* **The problem**: Print out the full listing below, word for word.

════════════════

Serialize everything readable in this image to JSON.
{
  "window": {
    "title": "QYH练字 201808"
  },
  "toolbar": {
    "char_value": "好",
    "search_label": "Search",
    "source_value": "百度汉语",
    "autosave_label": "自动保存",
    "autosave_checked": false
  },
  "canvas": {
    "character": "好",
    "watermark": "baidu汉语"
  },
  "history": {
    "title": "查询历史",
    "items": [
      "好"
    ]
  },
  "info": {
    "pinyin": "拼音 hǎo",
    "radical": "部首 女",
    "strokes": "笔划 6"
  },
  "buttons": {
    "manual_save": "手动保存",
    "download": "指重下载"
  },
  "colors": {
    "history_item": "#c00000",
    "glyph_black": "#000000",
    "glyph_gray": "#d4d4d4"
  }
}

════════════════

* **Your solution**:
Serialize everything readable in this image to JSON.
{
  "window": {
    "title": "QYH练字 201808"
  },
  "toolbar": {
    "char_value": "好",
    "search_label": "Search",
    "source_value": "百度汉语",
    "autosave_label": "自动保存",
    "autosave_checked": false
  },
  "canvas": {
    "character": "好",
    "watermark": "baidu汉语"
  },
  "history": {
    "title": "查询历史",
    "items": [
      "好"
    ]
  },
  "info": {
    "pinyin": "拼音 hǎo",
    "radical": "部首 女",
    "strokes": "笔划 6"
  },
  "buttons": {
    "manual_save": "手动保存",
    "download": "指重下载"
  },
  "colors": {
    "history_item": "#c00000",
    "glyph_black": "#000000",
    "glyph_gray": "#d4d4d4"
  }
}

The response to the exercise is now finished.